Devising a safe and efficient protocol for using magnetic nanoparticles to target drug delivery is an ongoing challenge whose study has yielded promising results. While the majority of these studies have been focused on delivering cytotoxic drugs to cancer cells, there is a range of possible applications for which targeted delivery could prove invaluable.
A recent proof of principle study carried out by researchers at the University of Pittsburgh School of Medicine has revealed that magnetic nanoparticles can be used to deliver a nerve blocking agent. The investigation, carried out in lab rats, showed that nanoparticles could successfully ferry an anesthetic to a specifically targeted location in the body. The results, published in Anesthesia and Analgesia, could mark an interesting advance in the way perioperative nerve blocking agents are administered to patients.
Delivery by nanoparticles is targeted and specific
The nanoparticles used in the study consisted of magnetite (Fe3O4) coupled with ropivacaine, a common local anesthetic. The nanoparticles were injected into the rats intravenously and magnets were used to direct the particles to the right hindpaw. Successful delivery of the anesthetic was assessed by testing the animal’s reaction to a thermal stimulus.
Fig. 1. Scheme of magnetic microgels for targeted drug delivery. Check the original source.
While an ankle block was observed in the right hindpaw, the location to which the nanoparticles had been magnetically directed, no such effect was seen in the left hindpaw. This result proves that delivery of the nerve blocking agent was both targeted and specific.

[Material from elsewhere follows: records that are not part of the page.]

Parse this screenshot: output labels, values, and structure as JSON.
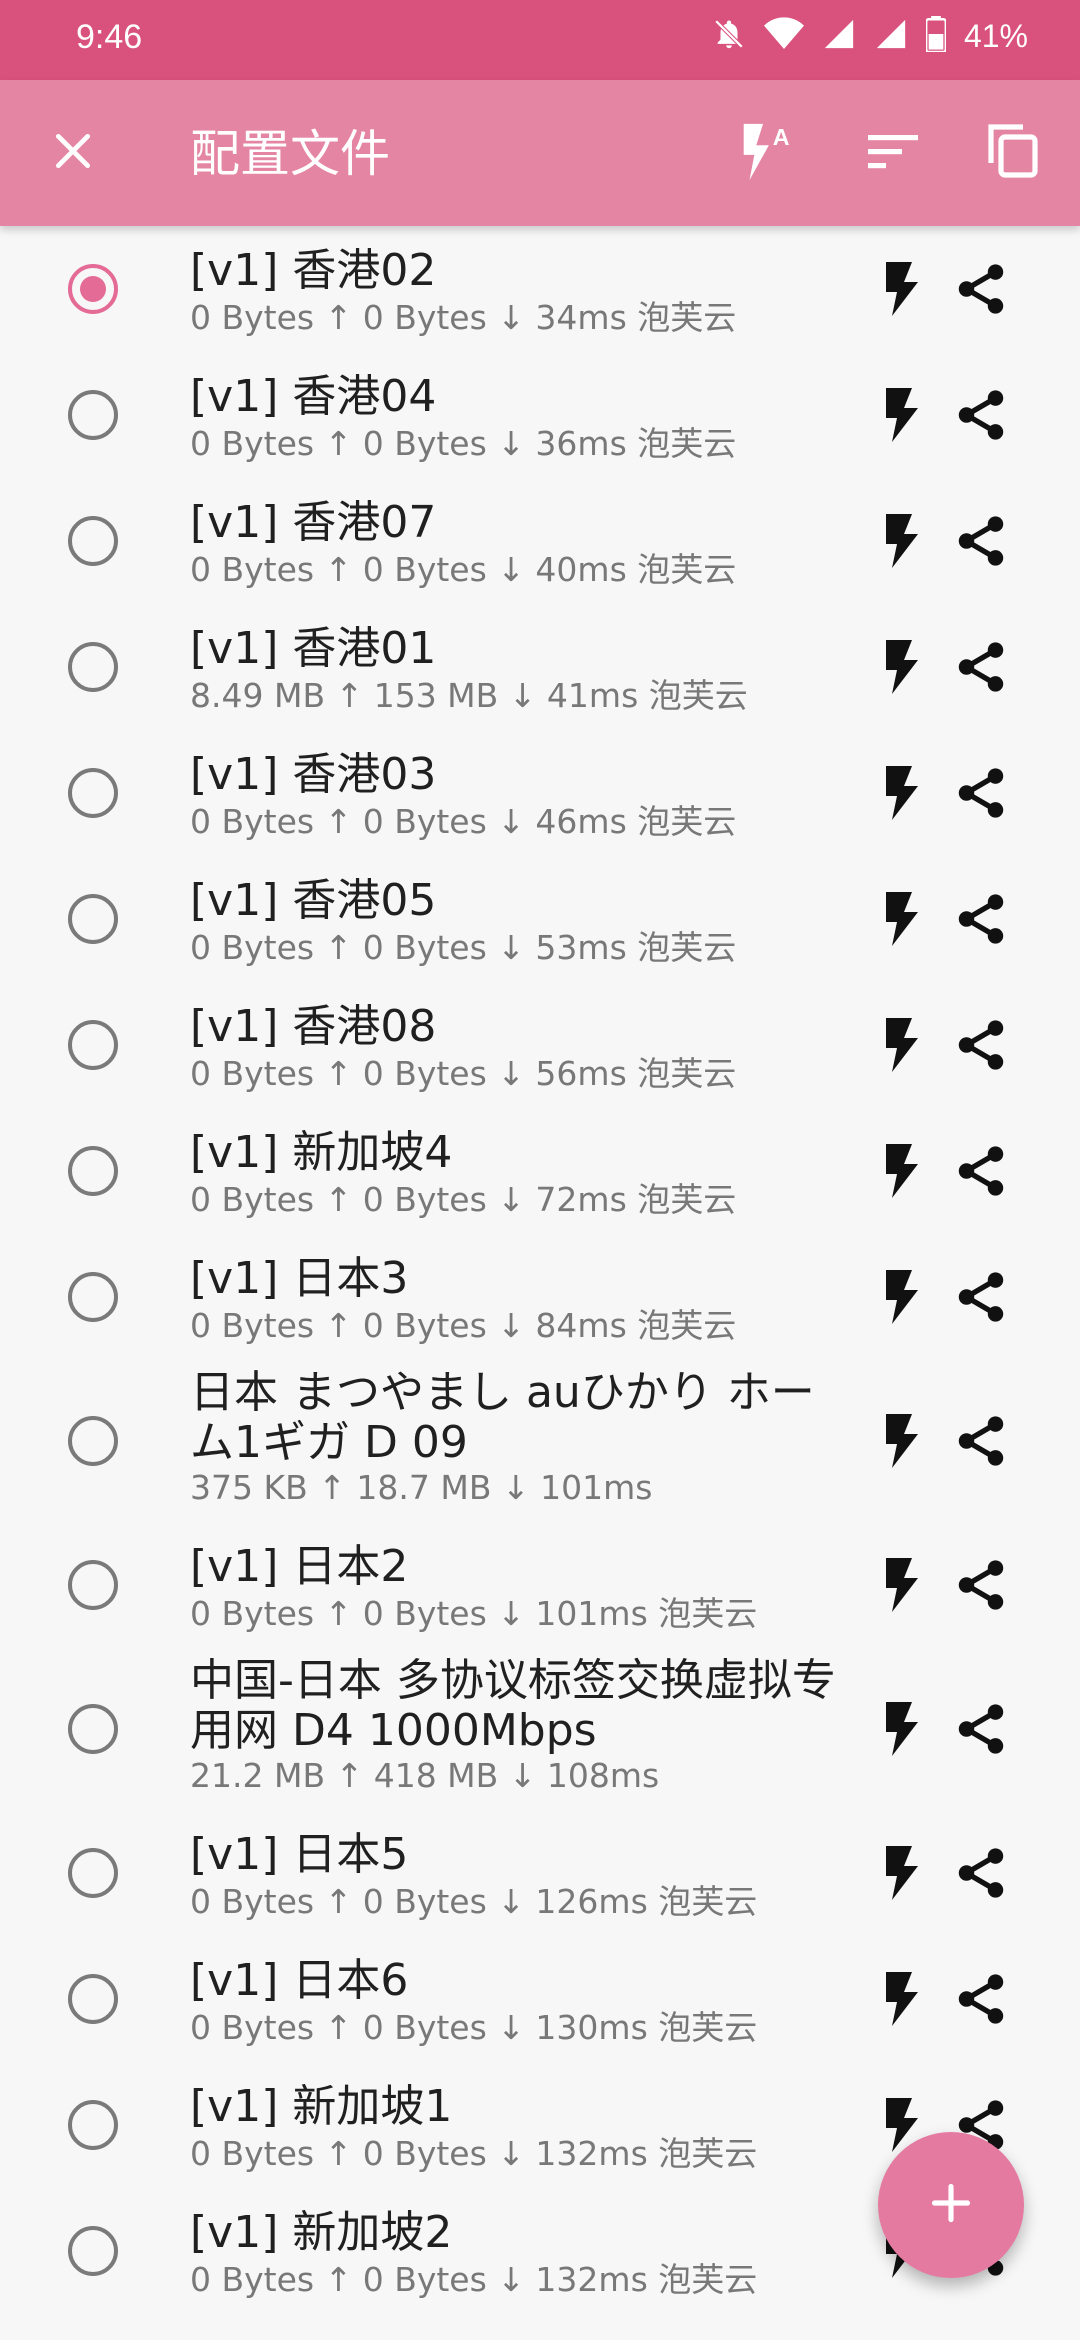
{
  "status_bar": {
    "time": "9:46",
    "battery": "41%"
  },
  "app_bar": {
    "title": "配置文件",
    "icons": [
      "close-icon",
      "auto-test-icon",
      "sort-icon",
      "copy-icon"
    ]
  },
  "profiles": [
    {
      "title": "[v1] 香港02",
      "sub": "0 Bytes ↑ 0 Bytes ↓ 34ms 泡芙云",
      "selected": true
    },
    {
      "title": "[v1] 香港04",
      "sub": "0 Bytes ↑ 0 Bytes ↓ 36ms 泡芙云"
    },
    {
      "title": "[v1] 香港07",
      "sub": "0 Bytes ↑ 0 Bytes ↓ 40ms 泡芙云"
    },
    {
      "title": "[v1] 香港01",
      "sub": "8.49 MB ↑ 153 MB ↓  41ms 泡芙云"
    },
    {
      "title": "[v1] 香港03",
      "sub": "0 Bytes ↑ 0 Bytes ↓ 46ms 泡芙云"
    },
    {
      "title": "[v1] 香港05",
      "sub": "0 Bytes ↑ 0 Bytes ↓ 53ms 泡芙云"
    },
    {
      "title": "[v1] 香港08",
      "sub": "0 Bytes ↑ 0 Bytes ↓ 56ms 泡芙云"
    },
    {
      "title": "[v1] 新加坡4",
      "sub": "0 Bytes ↑ 0 Bytes ↓ 72ms 泡芙云"
    },
    {
      "title": "[v1] 日本3",
      "sub": "0 Bytes ↑ 0 Bytes ↓ 84ms 泡芙云"
    },
    {
      "title": "日本 まつやまし auひかり ホーム1ギガ D 09",
      "sub": "375 KB ↑ 18.7 MB ↓ 101ms"
    },
    {
      "title": "[v1] 日本2",
      "sub": "0 Bytes ↑ 0 Bytes ↓ 101ms 泡芙云"
    },
    {
      "title": "中国-日本 多协议标签交换虚拟专用网 D4 1000Mbps",
      "sub": "21.2 MB ↑ 418 MB ↓  108ms"
    },
    {
      "title": "[v1] 日本5",
      "sub": "0 Bytes ↑ 0 Bytes ↓ 126ms 泡芙云"
    },
    {
      "title": "[v1] 日本6",
      "sub": "0 Bytes ↑ 0 Bytes ↓ 130ms 泡芙云"
    },
    {
      "title": "[v1] 新加坡1",
      "sub": "0 Bytes ↑ 0 Bytes ↓ 132ms 泡芙云"
    },
    {
      "title": "[v1] 新加坡2",
      "sub": "0 Bytes ↑ 0 Bytes ↓ 132ms 泡芙云"
    }
  ],
  "fab": {
    "icon": "plus-icon"
  },
  "colors": {
    "status_bar": "#d9517d",
    "app_bar": "#e585a4",
    "accent": "#e46b95"
  }
}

Targeted delivery might increase safety
Rats receiving the anesthetic through nanoparticle delivery were subjected to a dosage of ropivacaine that was potentially fatal, yet none of the animals had an adverse reaction. What’s more, the anesthetic effect was similar to that seen in the control rats, which received a standard dose of anesthetic administered without the use of nanoparticles.
These findings have important implications. They indicate a way to direct the delivery of local and regional anesthetics, allowing the rest of the body to remain unaffected. Of equal importance is the fact that they offer a way to increase safety, allowing administration of high doses of anesthetic, without subjecting the patient to harm.
Investigators indicated that further study was both necessary and warranted. In time, they aim to translate their results to clinical applications.